In computer science dynamic memory allocation is the allocation of memory storage for use in a computer program during the runtime of that program. It is a way of distributing ownership of limited memory resources among many pieces of data and code. A dynamically allocated object remains allocated until it is deallocated explicitly, either by the programmer or by a garbage collector this is notably different from automatic and static memory allocation. It is said that such an object has dynamic lifetime.
The problem of fulfilling an allocation request, which involves finding a block of unused memory of a certain size in the heap, is a difficult problem. A wide variety of solutions have been proposed, including:
3)Buddy memory allocation

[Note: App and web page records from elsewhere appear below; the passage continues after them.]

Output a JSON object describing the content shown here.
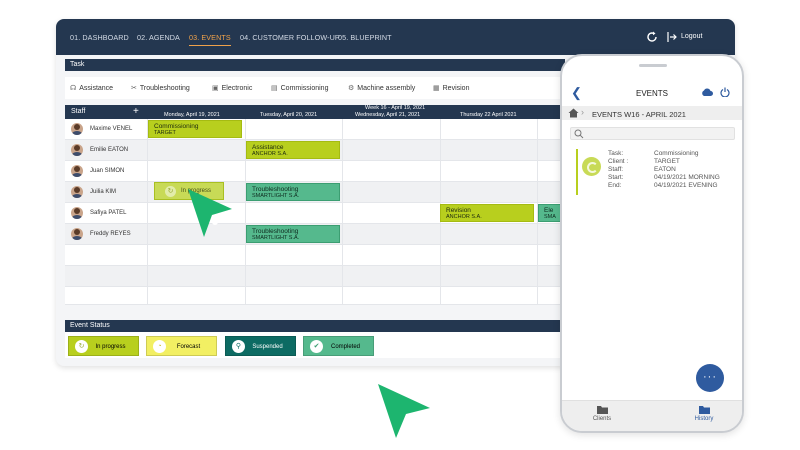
{
  "nav": {
    "tabs": [
      "01. DASHBOARD",
      "02. AGENDA",
      "03. EVENTS",
      "04. CUSTOMER FOLLOW-UP",
      "05. BLUEPRINT"
    ],
    "active_tab": "03. EVENTS",
    "logout": "Logout"
  },
  "task": {
    "title": "Task",
    "items": [
      "Assistance",
      "Troubleshooting",
      "Electronic",
      "Commissioning",
      "Machine assembly",
      "Revision"
    ]
  },
  "grid": {
    "staff_header": "Staff",
    "week_label": "Week 16 - April 19, 2021",
    "days": [
      "Monday, April 19, 2021",
      "Tuesday, April 20, 2021",
      "Wednesday, April 21, 2021",
      "Thursday 22 April 2021"
    ],
    "staff": [
      "Maxime VENEL",
      "Emilie EATON",
      "Juan SIMON",
      "Juilia KIM",
      "Safiya PATEL",
      "Freddy REYES"
    ],
    "events": [
      {
        "title": "Commissioning",
        "client": "TARGET"
      },
      {
        "title": "Assistance",
        "client": "ANCHOR S.A."
      },
      {
        "title": "Troubleshooting",
        "client": "SMARTLIGHT S.A."
      },
      {
        "title": "Revision",
        "client": "ANCHOR S.A."
      },
      {
        "title": "Ele",
        "client": "SMA"
      },
      {
        "title": "Troubleshooting",
        "client": "SMARTLIGHT S.A."
      }
    ],
    "dragging_label": "In progress"
  },
  "event_status": {
    "title": "Event Status",
    "items": [
      {
        "label": "In progress",
        "color": "#b8cf1e"
      },
      {
        "label": "Forecast",
        "color": "#f2ef63"
      },
      {
        "label": "Suspended",
        "color": "#0d6b63"
      },
      {
        "label": "Completed",
        "color": "#55b98d"
      }
    ]
  },
  "phone": {
    "title": "EVENTS",
    "crumb": "EVENTS W16 - APRIL 2021",
    "card": {
      "keys": [
        "Task:",
        "Client :",
        "Staff:",
        "Start:",
        "End:"
      ],
      "values": [
        "Commissioning",
        "TARGET",
        "EATON",
        "04/19/2021 MORNING",
        "04/19/2021 EVENING"
      ]
    },
    "fab": "···",
    "bottom": {
      "clients": "Clients",
      "history": "History"
    }
  },
  "colors": {
    "navy": "#243750",
    "accent": "#f0a24a",
    "brand_green": "#1db56f"
  }
}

The main problem for most dynamic memory allocation algorithms is to avoid both internal and external fragmentation while keeping both allocation and deallocation efficient. Also, most algorithms in use have the problem that a large number of small allocations can cause wasted space due to collecting metadata; thus most programmers avoid this, sometimes by using a strategy called chunking.